- [Working data]:
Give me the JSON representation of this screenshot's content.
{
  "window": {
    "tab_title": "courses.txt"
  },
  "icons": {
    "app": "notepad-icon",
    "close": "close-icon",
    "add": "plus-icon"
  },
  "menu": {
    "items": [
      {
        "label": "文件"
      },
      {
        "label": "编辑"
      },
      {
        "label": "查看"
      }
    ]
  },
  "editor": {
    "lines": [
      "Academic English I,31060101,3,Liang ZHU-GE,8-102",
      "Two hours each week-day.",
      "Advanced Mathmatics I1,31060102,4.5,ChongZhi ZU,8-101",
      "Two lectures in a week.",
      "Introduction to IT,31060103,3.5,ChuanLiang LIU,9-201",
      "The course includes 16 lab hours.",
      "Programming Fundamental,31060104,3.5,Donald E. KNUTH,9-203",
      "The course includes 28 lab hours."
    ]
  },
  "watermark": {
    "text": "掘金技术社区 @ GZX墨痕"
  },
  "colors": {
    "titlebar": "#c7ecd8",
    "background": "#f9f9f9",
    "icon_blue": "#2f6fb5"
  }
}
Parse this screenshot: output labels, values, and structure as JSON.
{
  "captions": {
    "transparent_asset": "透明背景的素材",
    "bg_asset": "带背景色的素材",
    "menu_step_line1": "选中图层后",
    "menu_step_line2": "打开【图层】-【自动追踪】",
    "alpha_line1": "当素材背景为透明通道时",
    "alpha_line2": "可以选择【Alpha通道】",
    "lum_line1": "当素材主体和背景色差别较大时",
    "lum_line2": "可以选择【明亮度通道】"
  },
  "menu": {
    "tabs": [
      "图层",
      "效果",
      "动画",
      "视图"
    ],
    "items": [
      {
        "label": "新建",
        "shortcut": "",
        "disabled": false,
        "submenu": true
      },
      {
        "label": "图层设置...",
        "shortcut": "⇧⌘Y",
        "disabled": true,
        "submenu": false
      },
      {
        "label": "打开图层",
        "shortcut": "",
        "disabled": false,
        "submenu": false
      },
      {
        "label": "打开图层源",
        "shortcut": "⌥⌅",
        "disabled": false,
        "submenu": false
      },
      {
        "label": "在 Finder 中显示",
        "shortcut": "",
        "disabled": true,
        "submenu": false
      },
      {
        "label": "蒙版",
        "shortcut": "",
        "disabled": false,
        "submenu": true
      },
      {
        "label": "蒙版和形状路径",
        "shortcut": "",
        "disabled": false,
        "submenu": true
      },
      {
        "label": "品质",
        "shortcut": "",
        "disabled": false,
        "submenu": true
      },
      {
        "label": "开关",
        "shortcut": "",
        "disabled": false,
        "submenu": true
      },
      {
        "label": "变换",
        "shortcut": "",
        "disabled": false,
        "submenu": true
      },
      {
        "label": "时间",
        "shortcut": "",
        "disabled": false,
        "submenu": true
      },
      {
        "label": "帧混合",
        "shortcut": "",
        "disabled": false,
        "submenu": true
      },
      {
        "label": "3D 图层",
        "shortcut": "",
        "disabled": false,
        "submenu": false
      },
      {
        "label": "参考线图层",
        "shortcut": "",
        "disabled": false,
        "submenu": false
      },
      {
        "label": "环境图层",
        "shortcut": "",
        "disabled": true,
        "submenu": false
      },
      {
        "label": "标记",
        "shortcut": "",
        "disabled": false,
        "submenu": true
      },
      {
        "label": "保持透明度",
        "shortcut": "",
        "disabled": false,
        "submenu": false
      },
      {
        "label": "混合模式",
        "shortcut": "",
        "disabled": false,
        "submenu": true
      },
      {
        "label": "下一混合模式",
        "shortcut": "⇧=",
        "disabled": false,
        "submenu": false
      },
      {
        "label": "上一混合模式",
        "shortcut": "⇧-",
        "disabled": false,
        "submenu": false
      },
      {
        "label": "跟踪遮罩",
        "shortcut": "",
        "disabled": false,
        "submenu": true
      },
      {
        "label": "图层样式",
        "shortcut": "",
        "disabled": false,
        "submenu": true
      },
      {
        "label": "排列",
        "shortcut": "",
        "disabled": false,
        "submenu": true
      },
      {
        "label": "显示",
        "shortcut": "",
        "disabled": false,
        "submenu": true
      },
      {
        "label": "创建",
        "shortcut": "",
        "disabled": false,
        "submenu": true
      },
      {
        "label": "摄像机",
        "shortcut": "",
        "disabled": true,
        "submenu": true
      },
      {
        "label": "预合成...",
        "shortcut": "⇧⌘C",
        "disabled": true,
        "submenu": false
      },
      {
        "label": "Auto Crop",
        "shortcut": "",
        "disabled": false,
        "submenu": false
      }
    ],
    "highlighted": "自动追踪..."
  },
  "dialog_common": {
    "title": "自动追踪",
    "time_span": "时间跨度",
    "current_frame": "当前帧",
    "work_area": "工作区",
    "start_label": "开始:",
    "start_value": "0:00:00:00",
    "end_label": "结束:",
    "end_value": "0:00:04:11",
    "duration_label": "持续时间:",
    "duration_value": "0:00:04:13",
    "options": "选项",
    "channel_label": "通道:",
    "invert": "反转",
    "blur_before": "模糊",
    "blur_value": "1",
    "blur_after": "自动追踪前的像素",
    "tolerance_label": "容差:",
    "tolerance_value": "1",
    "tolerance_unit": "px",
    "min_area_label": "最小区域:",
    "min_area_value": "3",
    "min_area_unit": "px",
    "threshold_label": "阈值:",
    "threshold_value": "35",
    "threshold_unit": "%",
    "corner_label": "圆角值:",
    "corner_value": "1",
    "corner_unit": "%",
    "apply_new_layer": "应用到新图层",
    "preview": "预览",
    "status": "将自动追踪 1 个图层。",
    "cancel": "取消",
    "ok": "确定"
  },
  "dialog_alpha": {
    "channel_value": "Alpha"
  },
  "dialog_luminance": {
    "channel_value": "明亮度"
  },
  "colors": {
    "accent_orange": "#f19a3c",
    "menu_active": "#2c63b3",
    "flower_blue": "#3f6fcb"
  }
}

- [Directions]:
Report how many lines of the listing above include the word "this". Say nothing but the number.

- [Expected answer]:
2